## The task
Whenever a line below holds the word "Kennwort", count it; please give only the final number.

-------- Task data

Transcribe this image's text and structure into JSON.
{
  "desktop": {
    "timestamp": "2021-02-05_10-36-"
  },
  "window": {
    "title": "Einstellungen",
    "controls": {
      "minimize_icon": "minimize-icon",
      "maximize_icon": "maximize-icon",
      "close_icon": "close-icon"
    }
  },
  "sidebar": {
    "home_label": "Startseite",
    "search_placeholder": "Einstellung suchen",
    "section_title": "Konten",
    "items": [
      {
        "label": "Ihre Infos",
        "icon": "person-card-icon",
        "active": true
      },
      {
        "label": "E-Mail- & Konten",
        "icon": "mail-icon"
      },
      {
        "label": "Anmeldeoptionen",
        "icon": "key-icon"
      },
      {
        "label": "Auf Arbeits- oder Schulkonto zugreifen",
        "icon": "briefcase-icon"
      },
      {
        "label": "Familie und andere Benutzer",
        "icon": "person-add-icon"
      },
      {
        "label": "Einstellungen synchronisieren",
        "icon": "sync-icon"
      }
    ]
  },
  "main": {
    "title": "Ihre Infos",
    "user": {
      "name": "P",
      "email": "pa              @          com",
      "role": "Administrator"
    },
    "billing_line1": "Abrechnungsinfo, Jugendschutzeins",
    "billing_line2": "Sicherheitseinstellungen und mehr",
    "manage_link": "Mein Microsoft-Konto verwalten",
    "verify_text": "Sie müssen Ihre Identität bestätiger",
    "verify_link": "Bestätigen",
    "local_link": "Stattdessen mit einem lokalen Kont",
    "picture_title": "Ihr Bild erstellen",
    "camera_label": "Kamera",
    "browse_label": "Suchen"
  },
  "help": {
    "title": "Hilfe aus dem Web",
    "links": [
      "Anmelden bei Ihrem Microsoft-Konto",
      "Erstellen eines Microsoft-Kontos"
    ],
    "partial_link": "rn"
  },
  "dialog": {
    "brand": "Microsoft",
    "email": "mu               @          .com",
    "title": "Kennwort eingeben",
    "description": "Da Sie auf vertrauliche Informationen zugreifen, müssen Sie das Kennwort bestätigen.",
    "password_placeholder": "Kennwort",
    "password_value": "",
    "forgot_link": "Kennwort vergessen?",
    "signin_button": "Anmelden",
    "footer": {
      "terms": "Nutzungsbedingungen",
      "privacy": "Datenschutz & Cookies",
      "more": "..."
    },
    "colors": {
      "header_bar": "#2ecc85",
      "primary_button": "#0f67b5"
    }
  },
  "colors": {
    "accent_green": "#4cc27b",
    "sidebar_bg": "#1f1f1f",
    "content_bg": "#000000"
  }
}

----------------

## Result of the exercise
4